  4. ^ Wielen, R.; et al. (1999), "Sixth Catalogue of Fundamental Stars (FK6). Part I. Basic fundamental stars with direct solutions", Veroeffentlichungen des Astronomischen Rechen-Instituts Heidelberg, Astronomisches Rechen-Institut Heidelberg, 35 (35): 1, Bibcode:1999VeARI..35....1W
  5. ^ a b c da Silva, L.; et al. (November 2006), "Basic physical parameters of a selected sample of evolved stars", Astronomy and Astrophysics, 458 (2): 609–623, arXiv:astro-ph/0608160, Bibcode:2006A&A...458..609D, doi:10.1051/0004-6361:20065105, S2CID 9341088
  6. ^ "* gam Psc". SIMBAD. Centre de données astronomiques de Strasbourg. Retrieved September 30, 2007.
  7. ^ " -- SpaceWatch -- Pisces Rising". Archived from the original on July 13, 2010. Retrieved September 30, 2007.
  8. ^ (in Chinese) AEEA (Activities of Exhibition and Education in Astronomy) 天文教育資訊網 2006 年 7 月 8 日

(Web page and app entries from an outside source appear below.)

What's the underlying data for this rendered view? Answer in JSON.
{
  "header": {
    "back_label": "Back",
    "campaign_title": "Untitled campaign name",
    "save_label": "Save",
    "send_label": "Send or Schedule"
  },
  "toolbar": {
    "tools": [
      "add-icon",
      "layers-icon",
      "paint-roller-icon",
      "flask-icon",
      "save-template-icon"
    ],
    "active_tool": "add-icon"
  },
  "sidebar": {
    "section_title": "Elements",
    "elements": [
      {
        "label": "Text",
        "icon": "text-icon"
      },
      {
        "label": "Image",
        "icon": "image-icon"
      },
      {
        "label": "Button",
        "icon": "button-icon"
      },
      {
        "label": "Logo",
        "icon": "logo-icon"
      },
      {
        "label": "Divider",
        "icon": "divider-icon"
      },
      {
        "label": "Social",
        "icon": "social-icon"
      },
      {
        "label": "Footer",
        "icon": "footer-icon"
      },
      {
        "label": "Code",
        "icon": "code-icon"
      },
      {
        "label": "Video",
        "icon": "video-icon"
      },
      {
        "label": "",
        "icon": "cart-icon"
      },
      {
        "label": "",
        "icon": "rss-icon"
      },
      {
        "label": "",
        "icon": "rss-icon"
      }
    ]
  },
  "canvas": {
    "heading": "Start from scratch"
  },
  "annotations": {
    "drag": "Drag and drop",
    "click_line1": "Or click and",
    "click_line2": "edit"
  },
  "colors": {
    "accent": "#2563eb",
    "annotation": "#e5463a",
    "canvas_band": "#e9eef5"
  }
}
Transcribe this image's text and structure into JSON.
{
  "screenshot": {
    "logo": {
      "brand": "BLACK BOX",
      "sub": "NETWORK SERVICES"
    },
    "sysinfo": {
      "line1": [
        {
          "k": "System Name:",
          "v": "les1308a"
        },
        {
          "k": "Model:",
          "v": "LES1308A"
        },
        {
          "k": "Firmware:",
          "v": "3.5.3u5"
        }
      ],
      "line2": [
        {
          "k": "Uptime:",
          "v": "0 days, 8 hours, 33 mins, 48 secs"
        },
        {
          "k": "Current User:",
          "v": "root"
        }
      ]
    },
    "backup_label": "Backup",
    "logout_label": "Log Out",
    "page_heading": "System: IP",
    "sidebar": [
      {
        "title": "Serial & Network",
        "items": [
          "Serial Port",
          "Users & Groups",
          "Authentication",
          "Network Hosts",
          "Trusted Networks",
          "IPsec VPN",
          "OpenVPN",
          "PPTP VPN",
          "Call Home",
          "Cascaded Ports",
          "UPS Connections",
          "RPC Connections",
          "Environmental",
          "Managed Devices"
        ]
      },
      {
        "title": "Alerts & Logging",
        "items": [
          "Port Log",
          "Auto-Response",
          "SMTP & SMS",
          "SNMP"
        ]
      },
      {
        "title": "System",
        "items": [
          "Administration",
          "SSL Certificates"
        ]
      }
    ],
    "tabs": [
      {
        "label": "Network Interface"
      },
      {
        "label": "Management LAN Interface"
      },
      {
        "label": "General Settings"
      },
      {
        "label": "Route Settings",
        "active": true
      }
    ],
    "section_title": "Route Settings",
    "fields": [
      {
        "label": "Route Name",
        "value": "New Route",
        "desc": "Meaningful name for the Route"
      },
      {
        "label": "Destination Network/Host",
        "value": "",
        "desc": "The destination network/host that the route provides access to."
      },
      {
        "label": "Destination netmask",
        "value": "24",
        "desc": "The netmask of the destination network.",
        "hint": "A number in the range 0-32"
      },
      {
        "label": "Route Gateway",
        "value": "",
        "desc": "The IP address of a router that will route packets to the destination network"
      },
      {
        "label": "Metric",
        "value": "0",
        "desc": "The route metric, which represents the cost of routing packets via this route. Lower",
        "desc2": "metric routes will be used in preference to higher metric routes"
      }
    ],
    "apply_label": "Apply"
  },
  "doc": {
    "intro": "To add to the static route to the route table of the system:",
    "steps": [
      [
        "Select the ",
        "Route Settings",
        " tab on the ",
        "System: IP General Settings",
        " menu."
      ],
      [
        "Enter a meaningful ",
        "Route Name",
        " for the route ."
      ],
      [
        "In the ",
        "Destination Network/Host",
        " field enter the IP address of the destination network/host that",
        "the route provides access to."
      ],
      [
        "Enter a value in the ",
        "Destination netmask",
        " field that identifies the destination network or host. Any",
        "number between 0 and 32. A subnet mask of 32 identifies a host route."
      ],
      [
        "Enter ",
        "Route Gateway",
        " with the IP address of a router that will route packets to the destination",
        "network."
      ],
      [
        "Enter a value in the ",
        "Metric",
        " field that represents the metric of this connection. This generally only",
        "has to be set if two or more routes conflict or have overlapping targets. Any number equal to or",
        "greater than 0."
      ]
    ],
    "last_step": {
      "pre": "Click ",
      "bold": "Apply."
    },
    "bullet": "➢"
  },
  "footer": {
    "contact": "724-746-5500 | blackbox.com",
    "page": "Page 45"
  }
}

  9. ^ a b Teng, Huan-Yu; Sato, Bun'ei; Takarada, Takuya; Omiya, Masashi; Harakawa, Hiroki; Izumiura, Hideyuki; Kambe, Eiji; Takeda, Yoichi; Yoshida, Michitoshi; Itoh, Yoichi; Ando, Hiroyasu; Kokubo, Eiichiro (2022), "Regular radial velocity variations in nine G- and K-type giant stars: Eight planets and one planet candidate", Publications of the Astronomical Society of Japan, 74: 92–127, arXiv:2112.07169, doi:10.1093/pasj/psab112